Greek also used khrōma for certain modifications of the usual diatonic music scale. The reason the Greeks used this word in music is not now entirely clear. Perhaps the connection is the extended sense of khrōma, "ornaments, makeup, embellishments," via the notion of "characteristic" of a musical scale or speech.
In English, the musical sense of "progressing by half-tones, involving the sharps and flats of the staff" is by 1881. Meaning "of or pertaining to color" is from 1829.
Middle English smeren, from Old English smerian, smierwan, smyrian "anoint or rub with ointment, oil, etc.," from Proto-Germanic *smerwjan "to spread grease on" (source also of Old Norse smyrja "to anoint, rub with ointment," Danish smøre, Swedish smörja, Dutch smeren, Old High German smirwen "apply salve, smear," German schmieren "to smear;" Old Norse smör "butter"), from PIE *smeru- "grease" (source also of Greek myron "unguent, balsam," Old Irish smi(u)r "marrow," Old English smeoru "fat, grease, ointment, tallow, lard, suet," Lithuanian smarsas "fat").
Originally especially "to anoint," but also in Old English "overspread too thickly with something thick or sticky." In modern use also of bad painting or makeup. The figurative sense of "assault a public reputation" is by 1835; especially "dishonor or besmirch with unsubstantiated charges." Related: Smeared; smearing. Smear-word, one used regardless of its literal meaning but invested with invective, is from 1938.

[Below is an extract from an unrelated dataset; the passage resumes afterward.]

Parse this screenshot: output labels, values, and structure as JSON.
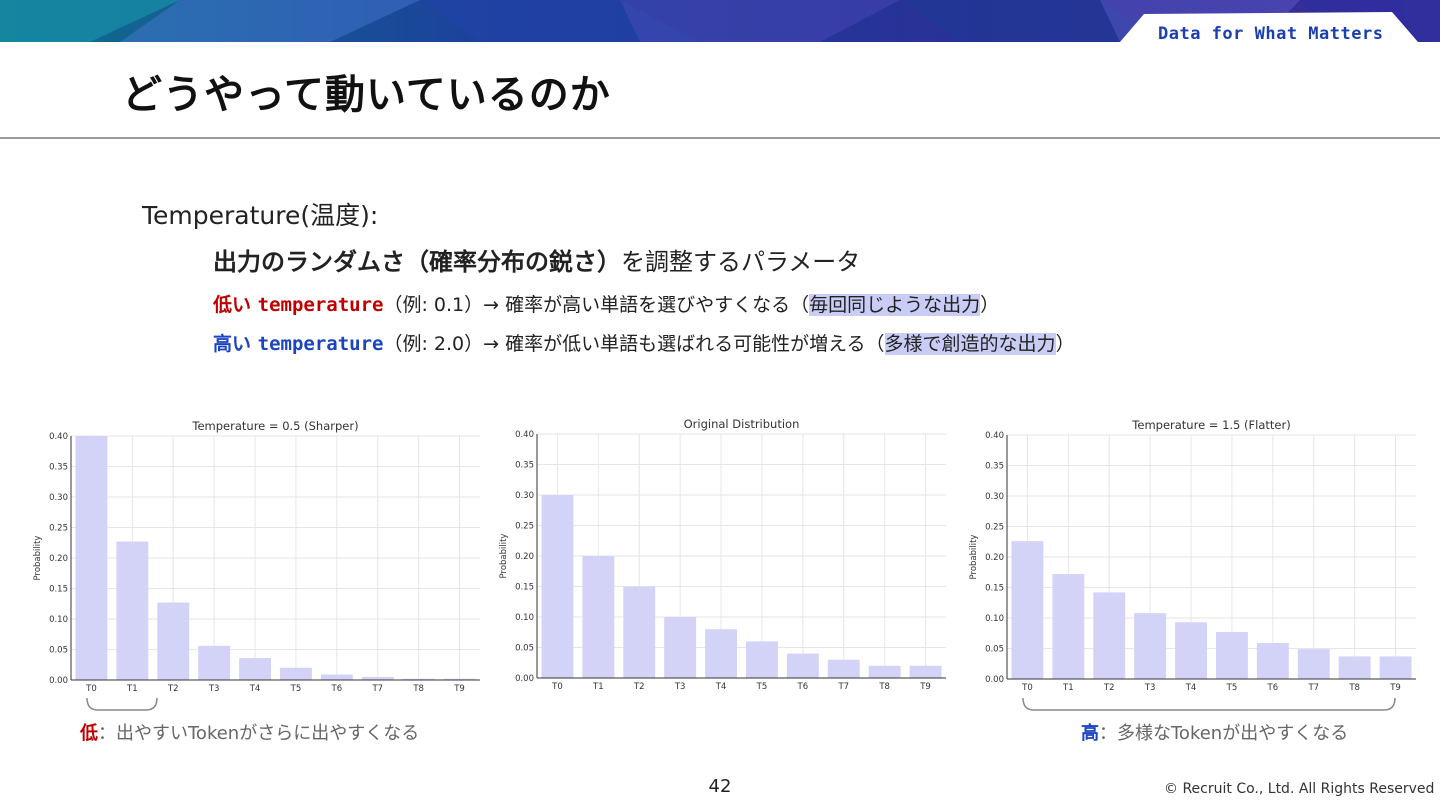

late 14c., "action of founding," from Old French fondacion "foundation" (14c.) or directly from Late Latin fundationem (nominative fundatio) "a founding," noun of action from past-participle stem of Latin fundare "to lay a bottom or foundation" (see found (v.1)). The Latin word is glossed in Old English by staþol.
The specialized sense of "establishment of an institution with an endowment to pay for it" is from late 14c.; the meaning "that which is founded" (a college, hospital, etc.) is from 1510s; the meaning "funds endowed for benevolent or charitable purposes" is from early 15c.
The sense of "solid base of a structure" is from early 15c. The cosmetics sense of "colored cream applied to the face to alter or normalize the skin color" is by 1910, probably short for foundation makeup.
There before me on the make up table lay several sticks of grease paint of different colours. Like everything else in this world, an actor's make up for any part whatsoever, must have a foundation, or base, and this Mr. Maude began to spread over his face, using a camel's hair brush. Before doing this, however, he had rubbed cold cream all over his face, forehead, and neck, to prevent the skin from becoming irritated, and in order to give a smooth foundation for the grease paint. The base consisted of what is known as flesh-colour, which looks like a combination of yellow and dull old-rose. The actor put on the make up foundation of flesh-coloured paint all over his face. [Wendell Phillips Dodge, "Cyril Maude Makes Up As Grumpy," The Strand Magazine, 1914.]